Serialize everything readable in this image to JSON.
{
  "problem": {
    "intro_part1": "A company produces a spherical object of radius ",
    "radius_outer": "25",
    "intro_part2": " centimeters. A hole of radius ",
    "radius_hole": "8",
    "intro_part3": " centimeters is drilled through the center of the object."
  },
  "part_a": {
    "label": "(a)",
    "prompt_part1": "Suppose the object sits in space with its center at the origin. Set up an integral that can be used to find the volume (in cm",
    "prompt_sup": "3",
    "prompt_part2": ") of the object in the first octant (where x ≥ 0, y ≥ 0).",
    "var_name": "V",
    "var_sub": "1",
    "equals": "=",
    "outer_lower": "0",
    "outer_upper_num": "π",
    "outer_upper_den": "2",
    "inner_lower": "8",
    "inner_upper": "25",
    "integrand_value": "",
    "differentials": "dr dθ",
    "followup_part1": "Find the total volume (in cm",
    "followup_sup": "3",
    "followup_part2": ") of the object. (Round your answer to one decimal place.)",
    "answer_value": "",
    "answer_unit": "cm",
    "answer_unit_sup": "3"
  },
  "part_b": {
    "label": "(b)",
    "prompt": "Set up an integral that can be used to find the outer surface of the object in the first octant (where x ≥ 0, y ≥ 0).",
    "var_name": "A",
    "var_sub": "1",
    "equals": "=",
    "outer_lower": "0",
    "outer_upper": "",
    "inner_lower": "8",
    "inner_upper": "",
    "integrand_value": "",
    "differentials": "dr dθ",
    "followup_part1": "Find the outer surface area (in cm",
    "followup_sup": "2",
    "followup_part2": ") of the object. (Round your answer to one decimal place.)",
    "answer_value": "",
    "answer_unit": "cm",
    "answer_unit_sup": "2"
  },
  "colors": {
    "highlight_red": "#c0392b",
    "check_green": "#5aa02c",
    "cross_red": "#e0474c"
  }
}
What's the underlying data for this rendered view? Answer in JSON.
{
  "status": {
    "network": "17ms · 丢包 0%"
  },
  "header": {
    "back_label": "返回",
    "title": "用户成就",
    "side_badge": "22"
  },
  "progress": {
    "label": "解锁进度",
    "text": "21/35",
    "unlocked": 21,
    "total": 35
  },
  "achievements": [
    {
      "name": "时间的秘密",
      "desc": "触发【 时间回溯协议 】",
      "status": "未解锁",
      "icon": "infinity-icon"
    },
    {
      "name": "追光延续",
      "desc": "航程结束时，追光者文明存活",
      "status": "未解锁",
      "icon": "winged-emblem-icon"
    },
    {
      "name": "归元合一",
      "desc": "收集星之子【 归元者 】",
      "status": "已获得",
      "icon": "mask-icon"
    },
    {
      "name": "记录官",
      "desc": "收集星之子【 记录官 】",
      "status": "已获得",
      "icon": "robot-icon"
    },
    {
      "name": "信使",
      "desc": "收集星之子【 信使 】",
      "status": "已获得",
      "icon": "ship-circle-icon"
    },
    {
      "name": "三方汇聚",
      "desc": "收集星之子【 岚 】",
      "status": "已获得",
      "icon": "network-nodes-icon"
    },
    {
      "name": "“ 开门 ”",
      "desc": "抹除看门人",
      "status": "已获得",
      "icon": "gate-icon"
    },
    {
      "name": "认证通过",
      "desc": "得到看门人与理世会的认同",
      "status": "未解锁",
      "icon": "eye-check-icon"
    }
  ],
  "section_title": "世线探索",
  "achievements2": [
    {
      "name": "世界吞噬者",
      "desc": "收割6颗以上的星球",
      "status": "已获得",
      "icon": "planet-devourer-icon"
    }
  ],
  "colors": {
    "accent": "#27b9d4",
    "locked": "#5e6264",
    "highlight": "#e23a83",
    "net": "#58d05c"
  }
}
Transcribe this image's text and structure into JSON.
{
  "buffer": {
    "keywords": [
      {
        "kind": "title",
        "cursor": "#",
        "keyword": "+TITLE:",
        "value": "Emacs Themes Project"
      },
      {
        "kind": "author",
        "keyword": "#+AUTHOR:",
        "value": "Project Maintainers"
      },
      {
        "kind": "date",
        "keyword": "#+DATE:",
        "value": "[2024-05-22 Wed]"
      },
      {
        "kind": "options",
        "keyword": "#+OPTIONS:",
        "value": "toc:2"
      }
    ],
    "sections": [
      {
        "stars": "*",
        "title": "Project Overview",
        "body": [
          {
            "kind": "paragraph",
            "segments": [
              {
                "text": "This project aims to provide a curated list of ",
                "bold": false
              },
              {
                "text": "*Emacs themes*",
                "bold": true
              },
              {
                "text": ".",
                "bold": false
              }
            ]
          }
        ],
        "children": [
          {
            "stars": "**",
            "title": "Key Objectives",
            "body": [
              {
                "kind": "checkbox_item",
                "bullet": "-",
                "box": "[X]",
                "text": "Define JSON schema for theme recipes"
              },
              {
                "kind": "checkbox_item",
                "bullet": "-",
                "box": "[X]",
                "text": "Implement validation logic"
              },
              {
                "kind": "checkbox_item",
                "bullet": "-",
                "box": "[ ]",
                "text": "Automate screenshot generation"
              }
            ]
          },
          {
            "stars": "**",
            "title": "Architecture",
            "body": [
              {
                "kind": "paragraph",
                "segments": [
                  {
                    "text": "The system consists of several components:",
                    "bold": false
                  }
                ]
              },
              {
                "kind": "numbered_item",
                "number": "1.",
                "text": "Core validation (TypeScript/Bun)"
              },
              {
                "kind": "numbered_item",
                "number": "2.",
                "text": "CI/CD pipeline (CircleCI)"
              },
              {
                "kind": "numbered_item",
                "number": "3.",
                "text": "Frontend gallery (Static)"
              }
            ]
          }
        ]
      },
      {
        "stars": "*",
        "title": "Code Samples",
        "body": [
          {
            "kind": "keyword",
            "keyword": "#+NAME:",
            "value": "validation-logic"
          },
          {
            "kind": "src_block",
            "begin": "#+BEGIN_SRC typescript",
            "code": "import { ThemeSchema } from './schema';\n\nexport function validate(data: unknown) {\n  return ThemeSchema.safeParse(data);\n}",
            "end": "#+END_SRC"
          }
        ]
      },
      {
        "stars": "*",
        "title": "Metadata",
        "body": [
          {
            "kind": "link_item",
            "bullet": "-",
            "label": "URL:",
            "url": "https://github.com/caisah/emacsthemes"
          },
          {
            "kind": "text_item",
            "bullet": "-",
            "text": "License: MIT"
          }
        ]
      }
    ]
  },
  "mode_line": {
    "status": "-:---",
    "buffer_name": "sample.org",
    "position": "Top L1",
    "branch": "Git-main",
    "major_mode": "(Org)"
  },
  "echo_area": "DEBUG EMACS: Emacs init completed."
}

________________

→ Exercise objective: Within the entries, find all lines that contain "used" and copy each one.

→ Output of the exercise:
    "prompt_part1": "Suppose the object sits in space with its center at the origin. Set up an integral that can be used to find the volume (in cm",
    "prompt": "Set up an integral that can be used to find the outer surface of the object in the first octant (where x ≥ 0, y ≥ 0).",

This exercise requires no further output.